To: AHC Organizations
From: Alicia Cunningham
Re: Right to Ride Legislation Passes House Resources Committee
Date: May 5, 2004
The Right to Ride bill (H.R. 2966) was passed today by voice vote in the House Resources Committee.
Having this bill reported out of the House Resources Committee is an important step, regardless of what happens to this legislation in the remainder of this Congress. This vote is a recognition of the unique place that horses and saddle stock have, at least in the view of several Members of the Committee, in our heritage and in recreation on public lands. There were several statements made by Members of the Committee during the debate that were very supportive of the use of horses on federal lands, including Wilderness areas.
The bill, sponsored by Representative George Radanovich (R-CA) was openly criticized by Representatives Nick Rahall (D-WV), Ranking Member of the Committee, and Donna Christensen (D-Virgin Islands), Ranking Member of the Subcommittee on National Parks, Recreation and Public Lands.
Both Representatives criticized the fact that the legislation seems to give a "leg-up" to horses above other recreationists, such as hikers and mountain bikers. Representative Rahall specifically stated that the legislation was unnecessary and unwise since horses are not being uniformly banned from federal lands and unfairly affected the management planning of local land managers. "Before we go galloping off and approve this, we need to take stock of the bill. We need to rein it in and say 'whoa'. Do not saddle land managers with this yolk," he said. Instead, "pack in this bill and let it ride off into the sunset."
When things seemed bleak for the bill, Representatives Radanovich, Neil Abercrombie (D-HI) and Eni F.H. Faleomavaega (D-American Samoa) spoke in support of the legislation.
Representative Radanovich pointed out that pack and saddle stock "have long been used on publc lands. This bill simply recognizes that traditional use in the U.S." Some feel that horses have been targeted for exclusion. I call this "management by closure."

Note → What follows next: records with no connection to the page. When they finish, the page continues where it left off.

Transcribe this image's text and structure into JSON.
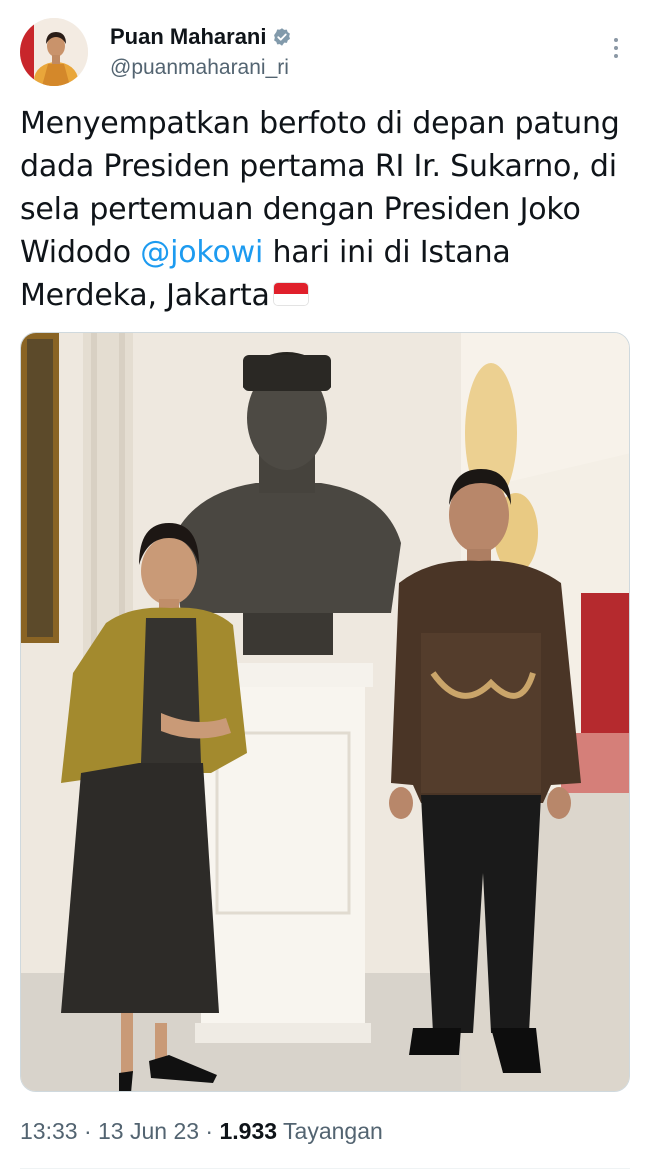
{
  "author": {
    "display_name": "Puan Maharani",
    "handle": "@puanmaharani_ri",
    "verified_icon": "verified-badge-icon",
    "avatar": "profile-photo"
  },
  "tweet": {
    "text_before": "Menyempatkan berfoto di depan patung dada Presiden pertama RI Ir. Sukarno, di sela pertemuan dengan Presiden Joko Widodo ",
    "mention": "@jokowi",
    "text_after": " hari ini di Istana Merdeka, Jakarta",
    "emoji": "indonesia-flag-emoji",
    "image": "photo-bust-sukarno-two-people"
  },
  "meta": {
    "time": "13:33",
    "sep1": " · ",
    "date": "13 Jun 23",
    "sep2": " · ",
    "views_count": "1.933",
    "views_label": " Tayangan"
  },
  "colors": {
    "text": "#0f1419",
    "secondary": "#536471",
    "link": "#1d9bf0",
    "verified": "#829aab"
  }
}
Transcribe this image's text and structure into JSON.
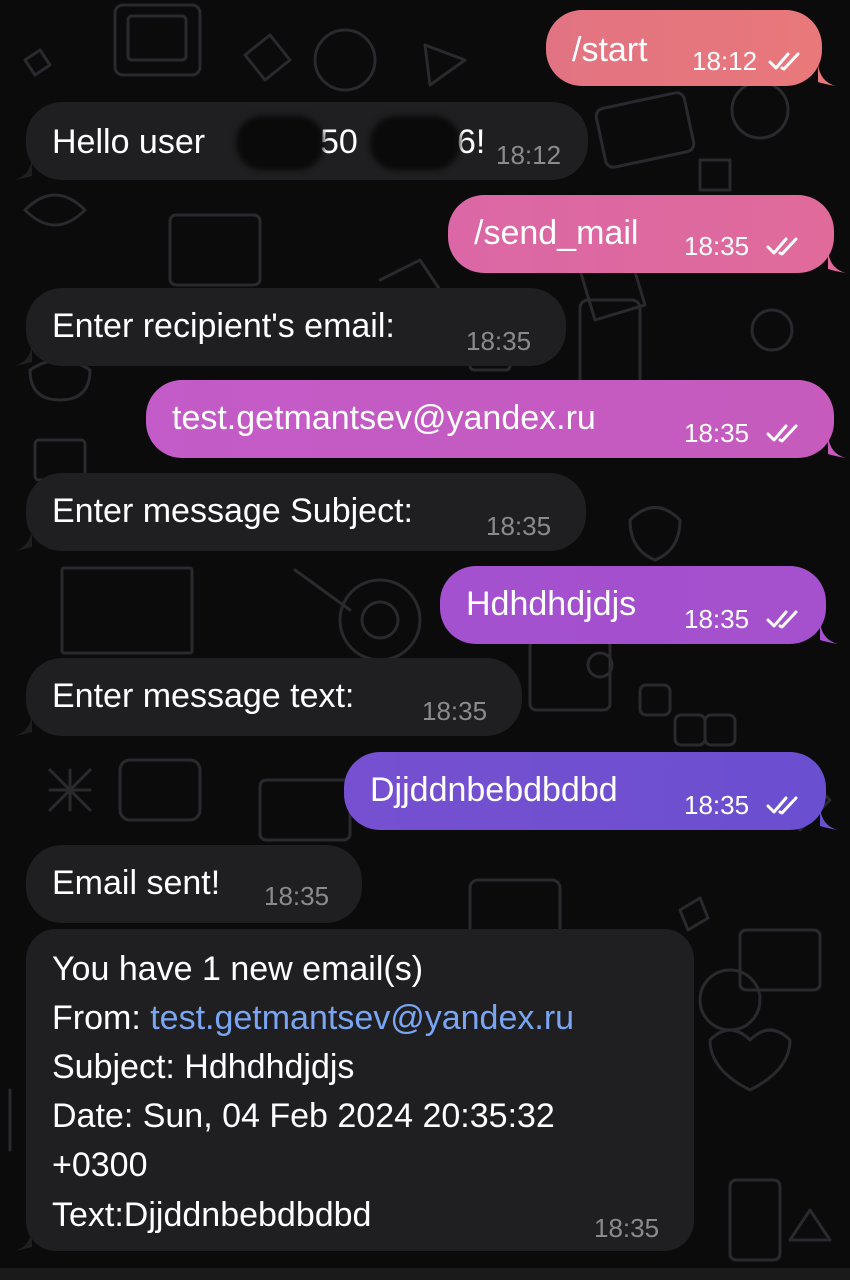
{
  "messages": [
    {
      "id": "m1",
      "dir": "out",
      "text": "/start",
      "time": "18:12"
    },
    {
      "id": "m2",
      "dir": "in",
      "text_start": "Hello user ",
      "text_mid": "50",
      "text_end": "6!",
      "time": "18:12"
    },
    {
      "id": "m3",
      "dir": "out",
      "text": "/send_mail",
      "time": "18:35"
    },
    {
      "id": "m4",
      "dir": "in",
      "text": "Enter recipient's email:",
      "time": "18:35"
    },
    {
      "id": "m5",
      "dir": "out",
      "text": "test.getmantsev@yandex.ru",
      "time": "18:35"
    },
    {
      "id": "m6",
      "dir": "in",
      "text": "Enter message Subject:",
      "time": "18:35"
    },
    {
      "id": "m7",
      "dir": "out",
      "text": "Hdhdhdjdjs",
      "time": "18:35"
    },
    {
      "id": "m8",
      "dir": "in",
      "text": "Enter message text:",
      "time": "18:35"
    },
    {
      "id": "m9",
      "dir": "out",
      "text": "Djjddnbebdbdbd",
      "time": "18:35"
    },
    {
      "id": "m10",
      "dir": "in",
      "text": "Email sent!",
      "time": "18:35"
    }
  ],
  "email_notice": {
    "line1": "You have 1 new email(s)",
    "from_label": "From: ",
    "from_email": "test.getmantsev@yandex.ru",
    "subject": "Subject: Hdhdhdjdjs",
    "date": "Date: Sun, 04 Feb 2024 20:35:32",
    "tz": "+0300",
    "text": "Text:Djjddnbebdbdbd",
    "time": "18:35"
  },
  "colors": {
    "background": "#0b0b0c",
    "incoming_bubble": "#1f1f21",
    "link": "#7aa5f2",
    "outgoing_gradient_top": "#e8787a",
    "outgoing_gradient_bottom": "#6a4fd0"
  },
  "icons": {
    "read_receipt": "double-check-icon",
    "background": "doodle-pattern"
  }
}
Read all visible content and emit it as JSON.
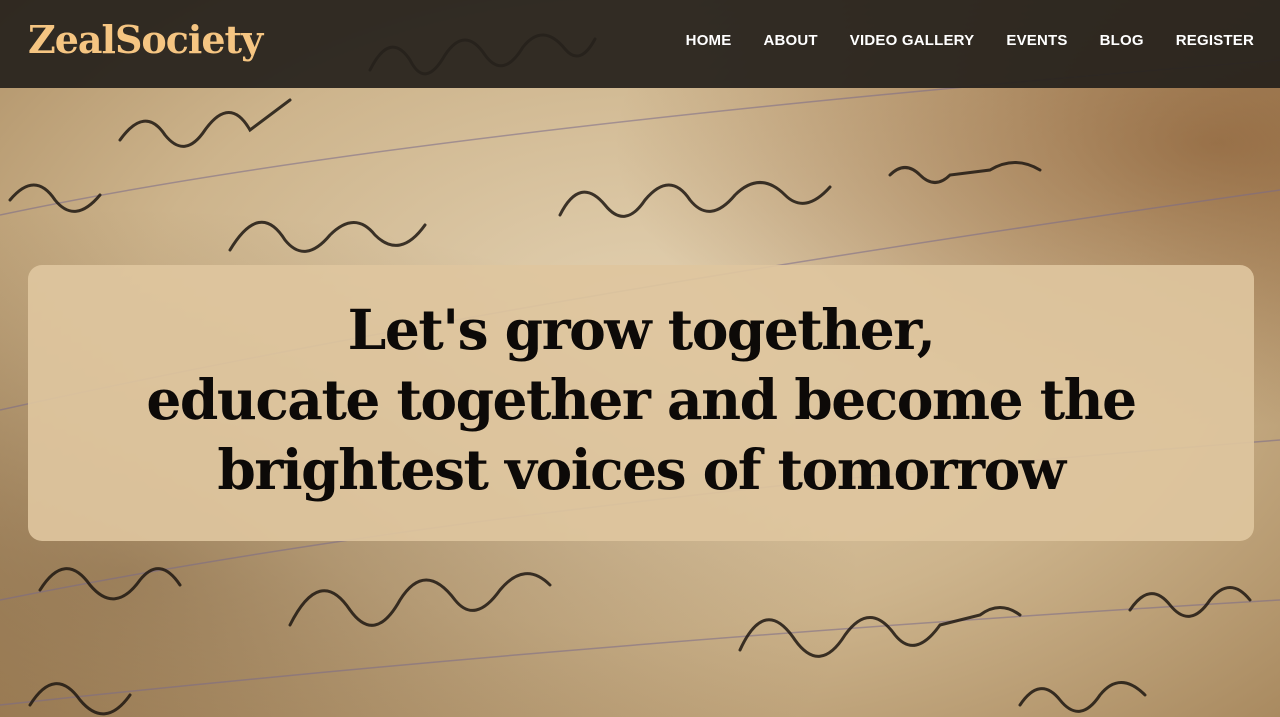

Representative Abercrombie spoke up stating that the bill served a "serious purpose". He told the Committee that his grandfather was an original Teamster and was put out of business only with the advent of the internal combustion engine. "Horses and pack animals are special," he said, "particularly in the West. Their use should be encouraged." Representative Abercrombie also said that the legislation only provided for the continued use and its purpose was a valid one to prevent a reduction of use not to give horses a leg up on other recreationists. "Anything that we can do to preserve this use should be encouraged," he said. In addition, he stated his frustration that those who would oppose this bill were those who knew that somehow, somewhere, someone is having a good time and they want to put an end to it.
Representative Faleomavaega also stated his support for the bill pointing out that "this is our culture, this is our heritage. We want this sector of the society to continue." Representative Faleomavaega proudly pointed out that his father was a horseman.
Though both Representatives Rahall and Christensen spoke out in opposition to the bill, they did not vote against it. The bill was unanimously approved by voice vote.
H.R. 2966 applies to all federal lands managed by the National Park Service, the Bureau of Land Management, the United States Fish and Wildlife Service and the U.S. Forest Service.
Specifically the legislation mandates that the lands should be managed by the federal agencies "to preserve and facilitate the continued use and access of pack and saddle stock animals on such lands, including wilderness areas, national monuments, and other specifically designated areas, where there is a historical tradition of such use."
In addition, the legislation requires that "as a general rule, all trails, routes, and areas used by pack and saddle stock shall remain open and accessible for such use."